Edward J. Snowden, the former National Security Agency computer technician who has acknowledged leaking highly classified documents about the United States government's monitoring of Internet and telephone communications, told a Hong Kong newspaper on Wednesday that he plans to stay in the city and fight extradition.
"People who think I made a mistake in picking Hong Kong as a location misunderstand my intentions," he told the newspaper, The South China Morning Post. "I am not here to hide from justice; I am here to reveal criminality."
He also said that the United States' surveillance program had gained access to hundreds of computers in Hong Kong and China since 2009. "We hack network backbones — like huge Internet routers, basically — that give us access to the communications of hundreds of thousands of computers without having to hack every single one," the newspaper quoted him as saying.
The newspaper did not say where in Hong Kong Mr. Snowden has been hiding since he checked out of a hotel early Monday afternoon. The Guardian newspaper of Britain, with which Mr. Snowden has shared a series of documents, reported Wednesday morning that he had moved to a safe house, but did not provide details.
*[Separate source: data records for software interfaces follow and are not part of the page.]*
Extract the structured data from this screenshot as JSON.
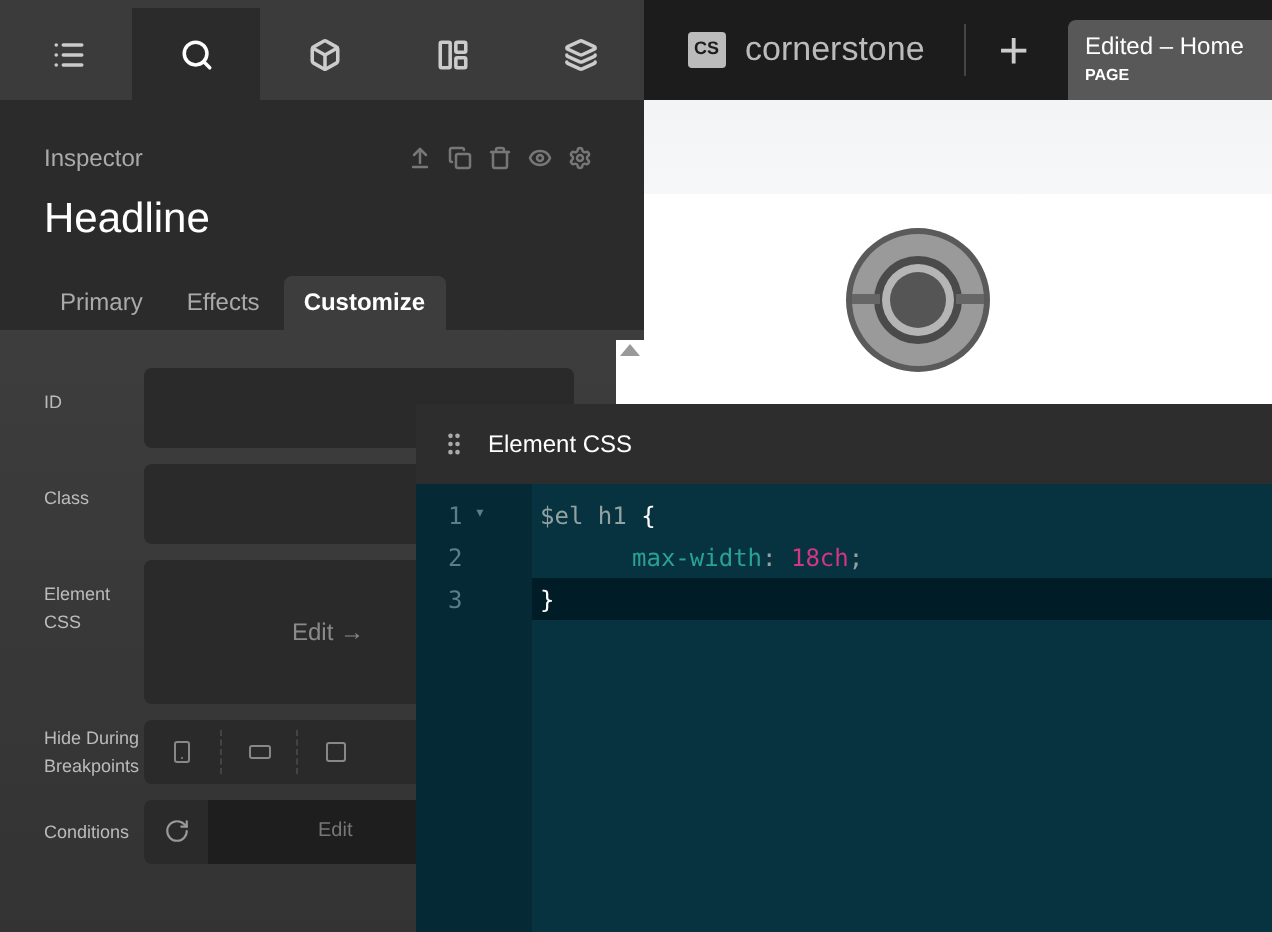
{
  "toolbar": {
    "tabs": [
      {
        "kind": "list",
        "selected": false
      },
      {
        "kind": "search",
        "selected": true
      },
      {
        "kind": "cube",
        "selected": false
      },
      {
        "kind": "layout",
        "selected": false
      },
      {
        "kind": "layers",
        "selected": false
      }
    ]
  },
  "inspector": {
    "label": "Inspector",
    "title": "Headline",
    "actions": [
      {
        "kind": "up"
      },
      {
        "kind": "copy"
      },
      {
        "kind": "trash"
      },
      {
        "kind": "eye"
      },
      {
        "kind": "gear"
      }
    ],
    "tabs": [
      {
        "label": "Primary",
        "selected": false
      },
      {
        "label": "Effects",
        "selected": false
      },
      {
        "label": "Customize",
        "selected": true
      }
    ],
    "fields": [
      {
        "kind": "text",
        "label": "ID"
      },
      {
        "kind": "text",
        "label": "Class"
      },
      {
        "kind": "edit",
        "label": "Element CSS",
        "button": "Edit →"
      },
      {
        "kind": "breakpoints",
        "label": "Hide During Breakpoints",
        "devices": [
          {
            "kind": "phone"
          },
          {
            "kind": "tablet"
          },
          {
            "kind": "square"
          }
        ]
      },
      {
        "kind": "conditions",
        "label": "Conditions",
        "button": "Edit"
      }
    ]
  },
  "topbar": {
    "badge": "CS",
    "brand": "cornerstone",
    "add": "+",
    "doc_title": "Edited – Home",
    "doc_type": "PAGE"
  },
  "css_panel": {
    "title": "Element CSS",
    "lines": [
      {
        "number": "1",
        "fold": "▾",
        "active": false,
        "tokens": [
          {
            "kind": "plain",
            "text": "$el h1 "
          },
          {
            "kind": "brace",
            "text": "{"
          }
        ]
      },
      {
        "number": "2",
        "active": false,
        "indented": true,
        "tokens": [
          {
            "kind": "property",
            "text": "max-width"
          },
          {
            "kind": "plain",
            "text": ": "
          },
          {
            "kind": "value",
            "text": "18ch"
          },
          {
            "kind": "plain",
            "text": ";"
          }
        ]
      },
      {
        "number": "3",
        "active": true,
        "tokens": [
          {
            "kind": "brace",
            "text": "}"
          }
        ]
      }
    ]
  }
}
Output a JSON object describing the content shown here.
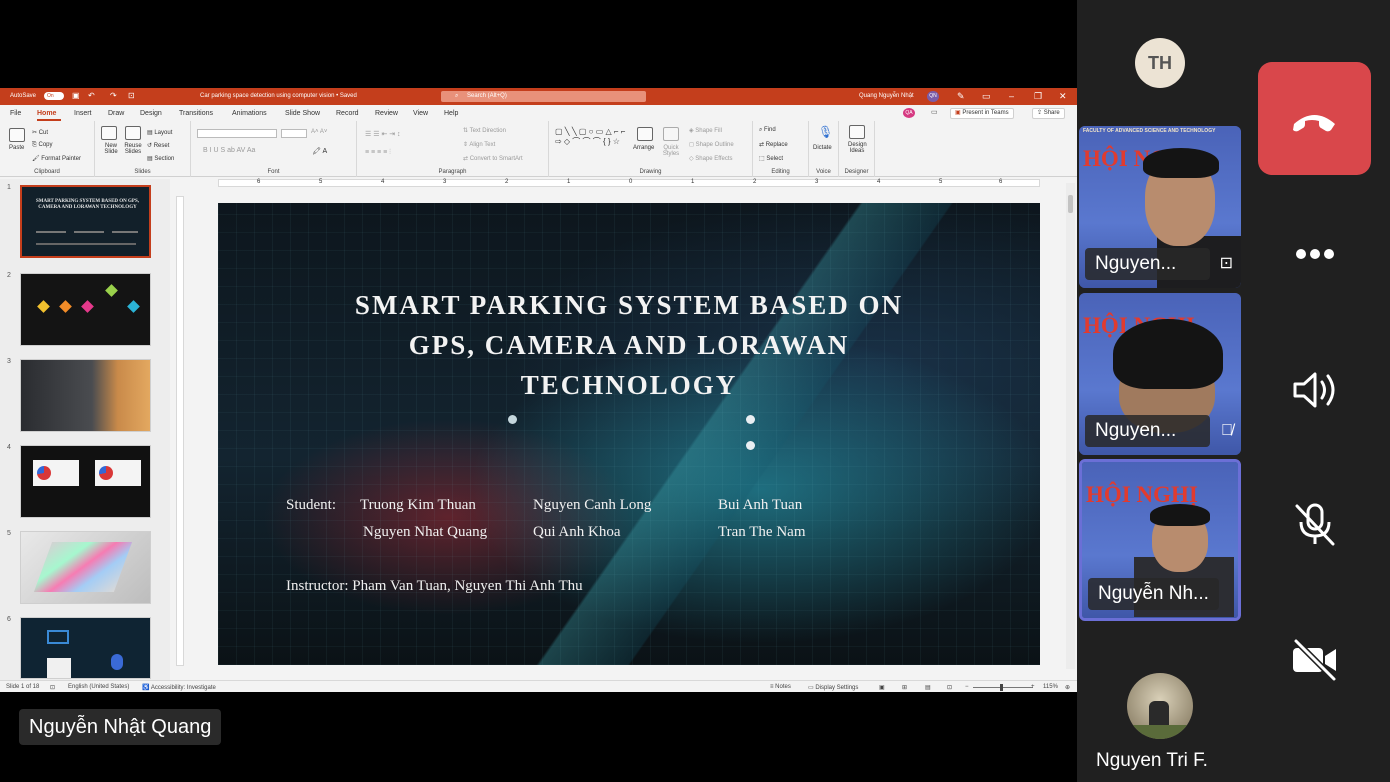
{
  "ppt": {
    "titlebar": {
      "autosave_label": "AutoSave",
      "autosave_state": "On",
      "doc_title": "Car parking space detection using computer vision",
      "saved_status": "• Saved",
      "search_placeholder": "Search (Alt+Q)",
      "user_name": "Quang Nguyễn Nhật",
      "user_initials": "QN"
    },
    "menu_tabs": [
      "File",
      "Home",
      "Insert",
      "Draw",
      "Design",
      "Transitions",
      "Animations",
      "Slide Show",
      "Record",
      "Review",
      "View",
      "Help"
    ],
    "active_tab": "Home",
    "present_in_teams": "Present in Teams",
    "share": "Share",
    "ribbon": {
      "clipboard": {
        "paste": "Paste",
        "cut": "Cut",
        "copy": "Copy",
        "format_painter": "Format Painter",
        "group": "Clipboard"
      },
      "slides": {
        "new_slide": "New Slide",
        "reuse": "Reuse Slides",
        "layout": "Layout",
        "reset": "Reset",
        "section": "Section",
        "group": "Slides"
      },
      "font": {
        "group": "Font"
      },
      "paragraph": {
        "text_direction": "Text Direction",
        "align_text": "Align Text",
        "convert_smartart": "Convert to SmartArt",
        "group": "Paragraph"
      },
      "drawing": {
        "arrange": "Arrange",
        "quick_styles": "Quick Styles",
        "shape_fill": "Shape Fill",
        "shape_outline": "Shape Outline",
        "shape_effects": "Shape Effects",
        "group": "Drawing"
      },
      "editing": {
        "find": "Find",
        "replace": "Replace",
        "select": "Select",
        "group": "Editing"
      },
      "voice": {
        "dictate": "Dictate",
        "group": "Voice"
      },
      "designer": {
        "design_ideas": "Design Ideas",
        "group": "Designer"
      }
    },
    "ruler_numbers": [
      "6",
      "5",
      "4",
      "3",
      "2",
      "1",
      "0",
      "1",
      "2",
      "3",
      "4",
      "5",
      "6"
    ],
    "slide_numbers": [
      "1",
      "2",
      "3",
      "4",
      "5",
      "6"
    ],
    "thumb1_title": "SMART PARKING SYSTEM BASED ON GPS, CAMERA AND LORAWAN TECHNOLOGY",
    "slide": {
      "title_line1": "SMART PARKING SYSTEM BASED ON",
      "title_line2": "GPS, CAMERA AND LORAWAN",
      "title_line3": "TECHNOLOGY",
      "student_label": "Student:",
      "students": [
        "Truong Kim Thuan",
        "Nguyen Canh Long",
        "Bui Anh Tuan",
        "Nguyen Nhat Quang",
        "Qui Anh Khoa",
        "Tran The Nam"
      ],
      "instructor": "Instructor: Pham Van Tuan, Nguyen Thi Anh Thu"
    },
    "status": {
      "slide_of": "Slide 1 of 18",
      "language": "English (United States)",
      "accessibility": "Accessibility: Investigate",
      "notes": "Notes",
      "display_settings": "Display Settings",
      "zoom": "115%"
    }
  },
  "presenter_name": "Nguyễn Nhật Quang",
  "participants": {
    "avatar_initials": "TH",
    "tile_banner_heading": "HỘI NGHỊ",
    "tile1_sub": "FACULTY OF ADVANCED SCIENCE AND TECHNOLOGY",
    "tile_names": [
      "Nguyen...",
      "Nguyen...",
      "Nguyễn Nh..."
    ],
    "bottom_name": "Nguyen Tri F."
  },
  "colors": {
    "ppt_accent": "#c43e1c",
    "end_call": "#d9474b",
    "active_speaker": "#6b6fd6"
  },
  "icons": [
    "end-call-icon",
    "more-icon",
    "speaker-icon",
    "mic-off-icon",
    "camera-off-icon",
    "pin-icon",
    "muted-mic-icon"
  ]
}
Mr. Snowden's decision to stay in Hong Kong came as a person with knowledge of the Hong Kong government's work on the case said local government lawyers, working with United States government lawyers, had identified 36 offenses with which Mr. Snowden could be charged under both Hong Kong and American laws.
(Read More: Booz Allen Says It's Fired Leaker Edward Snowden)
The United States and Hong Kong operate under a 1996 bilateral extradition agreement, and any attempt by the United States to extradite Mr. Snowden would have to cite offenses that violate the laws in both countries, are punishable by jail terms of a year or more and meet the terms of that agreement. One of the 36 offenses involves the release of official secrets, which is illegal in Hong Kong and the United States, said the person familiar with Hong Kong government efforts, who spoke on the condition of anonymity because of the delicate legal and diplomatic aspects of the case.
Mr. Snowden could delay extradition proceedings by requesting political asylum in Hong Kong. But he will almost certainly be taken into custody and jailed as soon as he files for asylum, because he would no longer qualify as a visitor to Hong Kong, the person said.
Leung Chun-ying, the chief executive of Hong Kong, said on an official visit to New York on Tuesday that his government would not discuss Mr. Snowden's case. "We have existing laws and policies; otherwise we can't comment on individual cases," he said, according to an official transcript released here.